To this end, and as a first key element of the populist strategy, Laclau advocates using “empty signifiers”, i.e. “all-encompassing words” or “catch-all” concepts which have the ability to act as a focus for extremely disparate expectations. This is what Podemos is doing when it uses catch-all words such as “caste”, “the people” and “fatherland”. The actual content is unimportant (in fact, there is an avoidance of being overly specific): the important thing is that individuals should be able see themselves mirrored in the word, each in his or her own way.
The second key element is embodiment. Laclau argues that “the rulers become a symbol of the ruled, but at the same time the ruled lay the foundations upon which a leader is built.” Podemos has done just this: strive to make the people identify as much as possible with the leader, the latter being an embodiment of the former (conveniently, Podemos’s ballot papers in the European elections did not bear the logo of the party but an image of Pablo Iglesias).
The third key element is hegemony. Since the leader and the people are one and the same thing, the leader’s decisions may not be questioned (otherwise it is the people who are being called into question…). Therefore, criticism and dissidence are not looked upon favourably. In practice this means that: 1) anyone criticising the leader or the party is, ipso facto, a member of the “caste” (this is a black-or-white view: you are either with me or against me); 2) the losers at party conferences are required not to aspire to any position within the party; 3) this results in a completely undifferentiated national structure: hegemony does not go much for plurality.

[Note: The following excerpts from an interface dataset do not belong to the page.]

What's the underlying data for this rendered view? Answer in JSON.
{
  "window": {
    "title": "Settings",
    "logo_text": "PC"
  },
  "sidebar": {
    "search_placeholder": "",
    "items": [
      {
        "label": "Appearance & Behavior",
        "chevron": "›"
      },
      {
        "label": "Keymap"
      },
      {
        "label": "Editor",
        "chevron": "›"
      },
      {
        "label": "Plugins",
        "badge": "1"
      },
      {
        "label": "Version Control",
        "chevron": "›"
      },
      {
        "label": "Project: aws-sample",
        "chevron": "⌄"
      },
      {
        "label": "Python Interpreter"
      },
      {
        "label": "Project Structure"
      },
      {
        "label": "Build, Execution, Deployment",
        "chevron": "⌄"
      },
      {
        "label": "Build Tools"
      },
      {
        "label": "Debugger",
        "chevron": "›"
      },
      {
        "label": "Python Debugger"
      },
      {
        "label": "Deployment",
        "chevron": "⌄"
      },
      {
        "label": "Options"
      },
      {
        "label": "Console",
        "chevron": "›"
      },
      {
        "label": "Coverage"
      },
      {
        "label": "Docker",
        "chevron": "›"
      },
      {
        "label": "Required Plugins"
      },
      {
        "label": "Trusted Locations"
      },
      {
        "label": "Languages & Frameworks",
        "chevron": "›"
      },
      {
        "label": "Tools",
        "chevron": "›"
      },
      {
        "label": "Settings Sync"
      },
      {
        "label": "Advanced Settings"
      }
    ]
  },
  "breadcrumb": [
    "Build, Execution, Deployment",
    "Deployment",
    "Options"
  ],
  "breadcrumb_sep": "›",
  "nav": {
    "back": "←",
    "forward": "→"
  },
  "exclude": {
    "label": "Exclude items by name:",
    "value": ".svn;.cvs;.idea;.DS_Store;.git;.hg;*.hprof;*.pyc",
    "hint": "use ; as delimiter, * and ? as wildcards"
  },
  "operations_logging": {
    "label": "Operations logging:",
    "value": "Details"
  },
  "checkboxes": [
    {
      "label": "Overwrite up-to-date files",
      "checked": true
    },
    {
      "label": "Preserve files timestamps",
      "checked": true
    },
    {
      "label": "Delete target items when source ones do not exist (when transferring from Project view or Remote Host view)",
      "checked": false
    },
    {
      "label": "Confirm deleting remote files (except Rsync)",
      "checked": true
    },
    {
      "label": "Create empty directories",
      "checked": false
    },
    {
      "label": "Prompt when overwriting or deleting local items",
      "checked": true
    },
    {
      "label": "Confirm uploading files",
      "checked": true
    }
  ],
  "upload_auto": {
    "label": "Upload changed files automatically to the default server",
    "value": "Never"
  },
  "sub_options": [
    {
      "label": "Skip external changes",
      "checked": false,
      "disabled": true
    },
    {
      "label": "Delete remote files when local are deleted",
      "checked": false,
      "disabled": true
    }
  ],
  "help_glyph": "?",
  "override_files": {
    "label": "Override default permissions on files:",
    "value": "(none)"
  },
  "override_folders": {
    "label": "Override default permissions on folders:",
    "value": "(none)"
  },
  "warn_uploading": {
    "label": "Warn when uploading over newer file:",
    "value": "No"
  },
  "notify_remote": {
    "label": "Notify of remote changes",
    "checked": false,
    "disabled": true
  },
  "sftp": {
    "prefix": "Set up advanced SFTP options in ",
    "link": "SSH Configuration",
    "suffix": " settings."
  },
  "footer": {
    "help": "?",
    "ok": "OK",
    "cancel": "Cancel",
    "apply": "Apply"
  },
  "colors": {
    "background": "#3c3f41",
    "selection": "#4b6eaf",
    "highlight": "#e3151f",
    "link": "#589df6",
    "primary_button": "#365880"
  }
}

Podemos is not only a mass political phenomenon but also, and above all, a political communication phenomenon.